1. lift and dump apparatus for rear end opening collector units for use with standard refuse containers having lateral extending members at either side, a pair of identical cam plates rigidly attached at either side of the collector unit, said cam plates being mounted in parallel vertical planes and each having an upstanding finger immediately adjacent a short inwardly cut throat, a transverse rotating shaft journalled for rotation in said cam plates, power means mounted on the collector unit for controlled rotation of said shaft, a pair of spaced depending arm members rigidly connected at their lower extremities with a rigid transverse rod which are all mounted as a unit on and for rotation with said shaft, and a pair of spaced hook members also mounted on and for rotation with said shaft, said hook members adapted to engage the lateral extensions at either side of a refuse container lifting and guiding them over the said cam surfaces and locking them in the said cam throat during dumping.

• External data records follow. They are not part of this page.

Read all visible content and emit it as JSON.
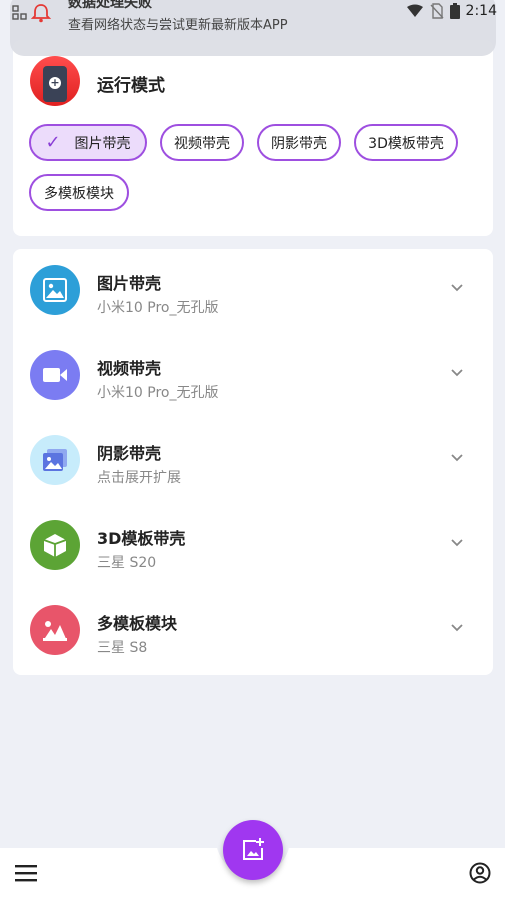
{
  "status_bar": {
    "time": "2:14",
    "icons": [
      "notification-icon",
      "wifi-icon",
      "no-sim-icon",
      "battery-icon"
    ]
  },
  "notification": {
    "title": "数据处理失败",
    "body": "查看网络状态与尝试更新最新版本APP"
  },
  "run_mode": {
    "title": "运行模式",
    "options": [
      {
        "label": "图片带壳",
        "selected": true
      },
      {
        "label": "视频带壳",
        "selected": false
      },
      {
        "label": "阴影带壳",
        "selected": false
      },
      {
        "label": "3D模板带壳",
        "selected": false
      },
      {
        "label": "多模板模块",
        "selected": false
      }
    ]
  },
  "templates": [
    {
      "title": "图片带壳",
      "subtitle": "小米10 Pro_无孔版",
      "icon": "image-icon",
      "color": "#2d9fd8"
    },
    {
      "title": "视频带壳",
      "subtitle": "小米10 Pro_无孔版",
      "icon": "video-icon",
      "color": "#7b7cf2"
    },
    {
      "title": "阴影带壳",
      "subtitle": "点击展开扩展",
      "icon": "shadow-image-icon",
      "color": "#c7ecfb"
    },
    {
      "title": "3D模板带壳",
      "subtitle": "三星 S20",
      "icon": "cube-icon",
      "color": "#5ca435"
    },
    {
      "title": "多模板模块",
      "subtitle": "三星 S8",
      "icon": "multi-template-icon",
      "color": "#e8556a"
    }
  ],
  "colors": {
    "accent": "#a037f0",
    "chip_border": "#9e4fe0",
    "chip_selected_bg": "#ecdcfb",
    "background": "#eef0f6"
  },
  "bottom_bar": {
    "left_icon": "menu-icon",
    "right_icon": "account-icon",
    "fab_icon": "add-image-icon"
  }
}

6 2. The apparatus of claim 1 wherein the power means References Cited is at one side only and the bar engages and moves along the front face of a refuse container to aid the lift and UNITED STATES PATENTS dumping of the refuse containen 3,147,870 9/1964 Urban 6t al 214302 3. The apparatus of claim 1 wherein there is no attach- 5 3,458,071 7/1969 Smlth 214'-302 ment of the refuse container to the lifting and dumping means prior to initiation of the lifting and dumping cycle. GERALD FORLENZA Pnmary Exammer 4. The apparatus of claim 1 wherein the pivoting of L. J. ORESKY, Assistant Examiner the refuse container moves in a curve controlled by the race of the cams during the lifting, dumping and return 10 US Cl. X.R.

Referenced by
Citing PatentFiling datePublication dateApplicantTitle
US4024023 *Feb 13, 1976May 17, 1977Koppers Company, Inc.Apparatus and method for transferring hot coke to a dry coke cooler
US4091946 *Mar 8, 1976May 30, 1978Kraeft Robert WTruck-mounted cable reel handling apparatus
US4105130 *Feb 14, 1977Aug 8, 1978Hardwick Thomas Lee RichardReceptacle transporting vehicle
US4687405 *Jun 24, 1985Aug 18, 1987Olney David ITrash can dumping apparatus
US4960355 *Jan 17, 1989Oct 2, 1990Waste Management Of North America, Inc.Apparatus for transferring refuse from containers into refuse equipment
US5006030 *Mar 15, 1989Apr 9, 1991Waste Management Of North America, Inc.Apparatus for transferring refuse from containers into refuse equipment
US5323923 *Aug 17, 1992Jun 28, 1994Schauer Charles DWaste container
US5425613 *Jul 21, 1994Jun 20, 1995Osborn; WarrenApparatus for lifting and dumping a receptacle
US5720588 *Jun 14, 1995Feb 24, 1998Graves; Calvin J.Refuse container latch
US6134862 *Jan 26, 1998Oct 24, 2000Atlas S.A.Device for presenting and adjusting a stock box for removing or storing articles
US6224317 *Dec 7, 1999May 1, 2001Kann Manufacturing CorporationFront end loader adapter
US6261046 *Nov 22, 1999Jul 17, 2001Rumpke Consolidated Companies, Inc.Refuse collection vehicle with safety hooks
US6413031Apr 2, 2001Jul 2, 2002Leach CompanyAutomatic refuse container latch
US6709220Jun 28, 2002Mar 23, 2004Bruce D. YakleyAutomatic refuse container latch
US7806645 *Feb 9, 2007Oct 5, 2010Perkins Manufacturing CompanyAdaptable cart lifter
US20130022431 *Jul 20, 2012Jan 24, 2013Kann Manufacturing CorporationMechanism to empty trunnion equipped refuse container into side loading collection body
Classifications
U.S. Classification414/303, 414/406, 414/422
International ClassificationB65F3/04, B65F3/02
Cooperative ClassificationB65F2003/0243, B65F3/041
European ClassificationB65F3/04A